Turning an Island Museum Inside Out

The Nantucket Shipwreck and Lifesaving Museum has found an innovative way of sharing their exhibits during the global pandemic: they are turning their museum inside out! Instead of welcoming the public inside this year, they are encouraging visitors to come to the museum’s grounds at 158 Polpis Road, to enjoy the gorgeous scenery and see the outdoor exhibits express what would be found inside the museum.

Museum staff has created twelve full-color storyboards and placed them around the property, and they include details about how the museum came to be, the formation of the United States Coast Guard, and several shipwrecks from the 19th and 20th centuries, including the wrecks and rescues of the HP Kirkham, the British Queen, and the 1956 sinking of the Andrea Doria.

Also placed around the grounds are several socially-distanced tables, chairs, and benches throughout the grounds for all to enjoy.

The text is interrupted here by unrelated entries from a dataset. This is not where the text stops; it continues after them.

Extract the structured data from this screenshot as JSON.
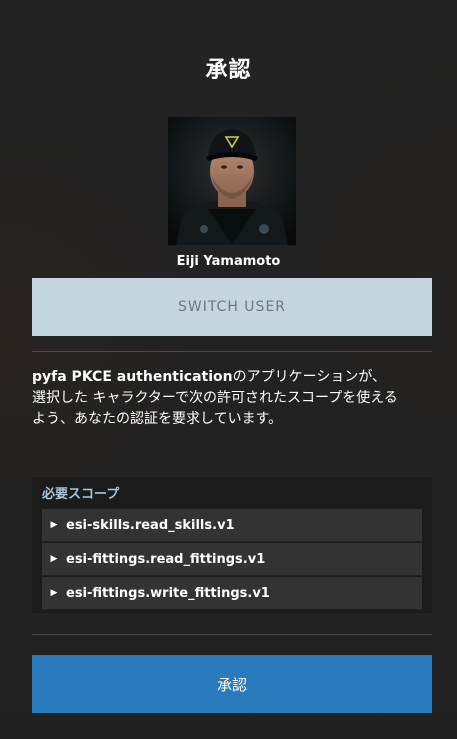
{
  "header": {
    "title": "承認"
  },
  "character": {
    "name": "Eiji Yamamoto"
  },
  "switch_user": {
    "label": "SWITCH USER"
  },
  "description": {
    "app_name": "pyfa PKCE authentication",
    "text": "のアプリケーションが、 選択した キャラクターで次の許可されたスコープを使えるよう、あなたの認証を要求しています。"
  },
  "scopes": {
    "heading": "必要スコープ",
    "items": [
      {
        "label": "esi-skills.read_skills.v1"
      },
      {
        "label": "esi-fittings.read_fittings.v1"
      },
      {
        "label": "esi-fittings.write_fittings.v1"
      }
    ]
  },
  "approve": {
    "label": "承認"
  },
  "colors": {
    "switch_bg": "#c4d5df",
    "approve_bg": "#2a7bbd",
    "scope_heading": "#a9c6d8"
  }
}
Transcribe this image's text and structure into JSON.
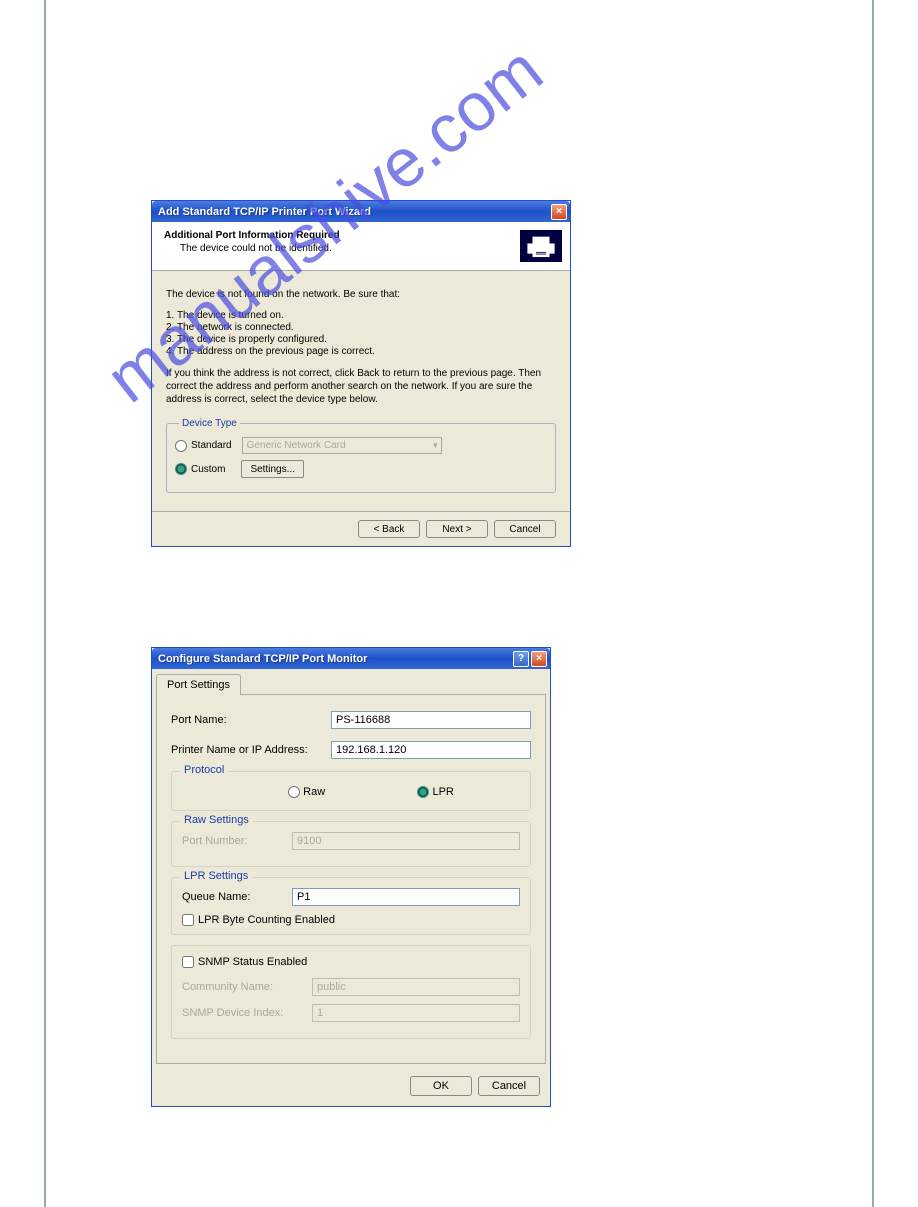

The museum is inviting islanders and visitors to pack a picnic lunch or dinner and take in the tranquil splendor of the adjacent Folger’s Marsh. Bird lovers will be fascinated by the many species seen in the area including ducks, egrets, swans, seagulls, saltmarsh sparrows, and more. Post a photo of yourself at the museum and tag Egan Maritime or the Shipwreck Museum on Facebook, Instagram, or Twitter and you’ll be entered to win fun items from the museum’s gift shop.

This is not the only pandemic pivot made by staff at the Nantucket Shipwreck and Lifesaving Museum. Visitors can enjoy a virtual museum experience at eganmaritime.org. And since early April, Egan Maritime Institute’s Maritime Studies Instructor Evan Schwanfelder has been hosting free podcasts that tell the dramatic stories of wrecks and rescues that the museum is famous for telling. To listen to the Time & Tide podcasts, visit timeandtidenantucket.com

The museum is located only 4 miles outside of town and there is plenty of free parking, and it’s directly across from the Polpis bike path. The property is open only during daylight hours, and there are no bathroom facilities. Facial coverings are encouraged while walking around the property.

Founded in 1989 to preserve and celebrate our island’s seafaring heritage, Egan Maritime Institute offers many programs and educational opportunities to inspire the appreciation and preservation of Nantucket’s maritime culture and seafaring legacy. Financial support is greatly appreciated: if you’d like to donate or become a member, visit eganmaritime.org.